October 20, 2016Print : Business
Mumbai: A multi-million-dollar racket that used fake Indian call centres to trick US citizens into paying bogus tax bills may be the tip of the iceberg, with police warning similar scams could be operating across the country.
School leavers or college dropouts would be trained to speak with an American accent, posing as US Internal Revenue Service officials and scare people into believing they owed the government cash, detectives said.
The scheme, which had been operating for over a year, netted more than 10 million rupees ($150,000) a day, they added. More than 70 people have been arrested after police this month swooped on call centres in western India, from Mumbai to the Gujarat capital of Ahmedabad, but they suspect the network could stretch even further.
"We believe that the racket is spread across India, including in the north," Parambir Singh, commissioner of police in the Mumbai suburb of Thane, told AFP. Police from Thane, on the outskirts of India´s financial capital, rounded up at least 770 employees of bogus call centres on October 4.
Most were let go pending further investigations but 72 were arrested while another suspect was detained this week as police try to close in on the 23-year-old alleged mastermind. It is claimed the accused would berate victims for falsely failing to pay taxes and then threaten them with jail if they did not cough up immediately.

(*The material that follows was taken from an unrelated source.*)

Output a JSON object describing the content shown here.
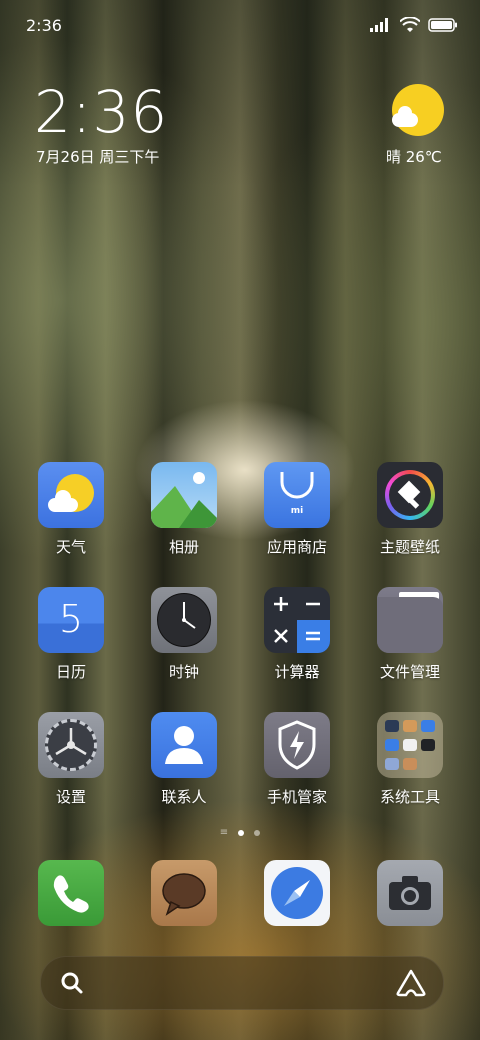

The con artists would use an altered caller ID number that made it look like they were ringing from the United States and often quoted IRS badge numbers to make them appear legitimate.
The fraudsters would trick the victim into sending money, often through pre-paid debit cards that can be purchased at stores like Walmart, or even by buying Apple iTunes gift cards. In both instances transfers are made by the victim handing over the card´s registration number.
The iTunes scam has even led Apple to issue a global warning on its website urging people not to give the number to someone they do not know. The IRS has been warning about identical scams for a few years with reports in US media that such schemes might have been operating out of India.
In January, the US Treasury Inspector General for Tax Administration said it was aware of more than 5,000 victims who had paid a total of more than $26.5 million in such scams since October 2013.
"It is one of the biggest fraud cases to surface in recent times in Mumbai," Parag Manere, Thane police deputy commissioner, told AFP, adding that the ringleaders found willing recruits. "Hiring was easy. They just gave out pamphlets about job openings and received applications, mostly from school or college dropouts," said Manere.
Commissioner Singh said ringleaders "lured youngsters with good working knowledge of English and trained them how to speak with an American accent". Police believe the recruits were paid 30,000-70,000 rupees a month, plus commission. Some made the initial calls while others were employed to "close" deals.
They would work through the night to catch Americans during their day and sometimes left threatening voicemail messages if their targets didn´t answer the phone, it is alleged. A victim of a similar-sounding scam told NBC last year the caller had her "so frightened" but felt "embarrassed, guilty and ashamed" when she realised she had been swindled.